New Delhi: At the players’ auction held in a Goa luxury hotel last week, there was no sign of an economic downturn as owners of the Indian Premier League (IPL) teams opened up their wallets, paying an average $450,000 (Rs2.19 crore) per cricketer.
But the purse strings are much tighter on the marketing front, where the buzz created last year with celebrity endorsements and high-voltage ad campaigns may not be replicated in the second edition.
GMR Group’s Delhi Daredevils team has already let go of its brand ambassador, Bollywood film star Akshay Kumar. “Akshay is no longer our brand ambassador and we are not looking at adding a new one either,” said Amrit Mathur, chief operating officer, GMR Sports. “We have created our brand identity and now it’s time to focus on cricket.”
Last year, the Delhi team spent about Rs25 crore in aggressive marketing across television, print and digital media.
The economy is forecast to expand 7.1% this fiscal, the slowest in six years, forcing firms to trim marketing and advertising costs.
Even flamboyant liquor barron Vijay Mallya’s Bangalore Royal Challengers, which last year had the fattest marketing budget of at least Rs100 crore, is toning down the hype. In the inaugural edition, it had Bollywood stars Katrina Kaif and Deepika Padukone, and southern actors Ramya and Upendra rooting for the team. It also flew down the Washington Redkins, the US cheerleaders, paying them Rs12,000 an hour each. The cheerleaders attracted almost as much attention as the cricketers—plus criticism about their skimpy uniforms. “The team has only got Katrina Kaif on board as of now, and given the controversies created by the cheerleaders last year, I don’t think we will be seeing the Washington Redskins this IPL,” said a team executive who didn’t want to be named.
India Cements Ltd’s Chennai Super Kings has cut back on spending 30-40% from the Rs10 crore spent last year. Because of the downturn, “there will be lowered marketing spends from individual franchisees,” said India Cements marketing head Rakesh Singh.
Most teams will be emulating the strategy adopted last year by the Rajasthan Royals, owned by Jaipur IPL Cricket Pvt. Ltd (Emerging Media). The only no-frills team with a stringent budget, its strong focus on the sport helped it emerge the surprise winner.
“I think the biggest learning from Rajasthan Royals was that they worked really hard at their game while the rest of the teams were busy creating this hype around their teams. They got the best players and they had done their homework,” said Darshan M., vice-president, commercial operations, Deccan Chronicle Holding Ltd’s Deccan Chargers.
However, the teams are also busy scouting for alternative marketing routes. “Teams will be getting the required exposure from other verticals. Our model is to get enough publicity but have someone else to pay for it,” said India Cements’ Singh. “For instance, Star Vijay, our regional language TV partner is coming out with two reality shows, one that builds a junior league and the other, a cheerleading contest, on the channel. In fact we will make money out of the sponsors that come on board these shows.”

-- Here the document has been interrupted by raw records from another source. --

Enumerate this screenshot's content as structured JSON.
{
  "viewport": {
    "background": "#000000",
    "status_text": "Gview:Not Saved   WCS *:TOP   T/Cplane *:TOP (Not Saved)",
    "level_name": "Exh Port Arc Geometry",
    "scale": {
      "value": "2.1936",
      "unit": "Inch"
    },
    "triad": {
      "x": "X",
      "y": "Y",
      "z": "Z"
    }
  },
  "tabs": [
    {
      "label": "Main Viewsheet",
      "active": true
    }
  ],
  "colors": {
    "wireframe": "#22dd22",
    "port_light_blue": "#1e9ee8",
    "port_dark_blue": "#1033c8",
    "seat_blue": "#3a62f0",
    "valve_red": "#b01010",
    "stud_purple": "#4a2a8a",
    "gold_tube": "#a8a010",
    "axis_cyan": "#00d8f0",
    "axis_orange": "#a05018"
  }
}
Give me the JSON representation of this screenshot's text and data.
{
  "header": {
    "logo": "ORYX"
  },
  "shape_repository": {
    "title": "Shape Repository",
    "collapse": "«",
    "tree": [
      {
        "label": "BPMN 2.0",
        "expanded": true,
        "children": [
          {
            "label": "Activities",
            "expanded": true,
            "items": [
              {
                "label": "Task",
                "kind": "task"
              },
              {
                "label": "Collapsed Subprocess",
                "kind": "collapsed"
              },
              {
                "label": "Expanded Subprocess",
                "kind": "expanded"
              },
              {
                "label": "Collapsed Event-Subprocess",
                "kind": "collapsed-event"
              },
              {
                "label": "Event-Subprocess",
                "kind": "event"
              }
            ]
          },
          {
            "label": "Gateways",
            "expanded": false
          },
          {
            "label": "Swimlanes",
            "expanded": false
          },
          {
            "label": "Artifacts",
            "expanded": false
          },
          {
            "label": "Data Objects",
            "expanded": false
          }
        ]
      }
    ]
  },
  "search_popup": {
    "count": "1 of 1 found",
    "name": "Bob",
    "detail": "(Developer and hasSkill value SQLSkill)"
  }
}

Movie stars Shah Rukh Khan and Juhi Chawla’s Kolkata Knight Riders team is also teaming up with brands. “We are tying up with a general entertainment channel and launching a reality show on cheerleading called Knights and Angels with (former Indian captain) Sourav Ganguly—that should give us sufficient mileage,” said team director Joy Bhattacharjya.
Some industry experts say that while the focus on cricket is welcome, a drastic cut in marketing spending may prove counterproductive.
“IPL is a new property and although the format was a success, the teams still have a long way to go before they establish loyalty and a following. So...the teams will have to continue spending on marketing-related activities...,” said Mahesh Ranka, general manager, Relay Worldwide, the sports specialist service of Starcom MediaVest Group.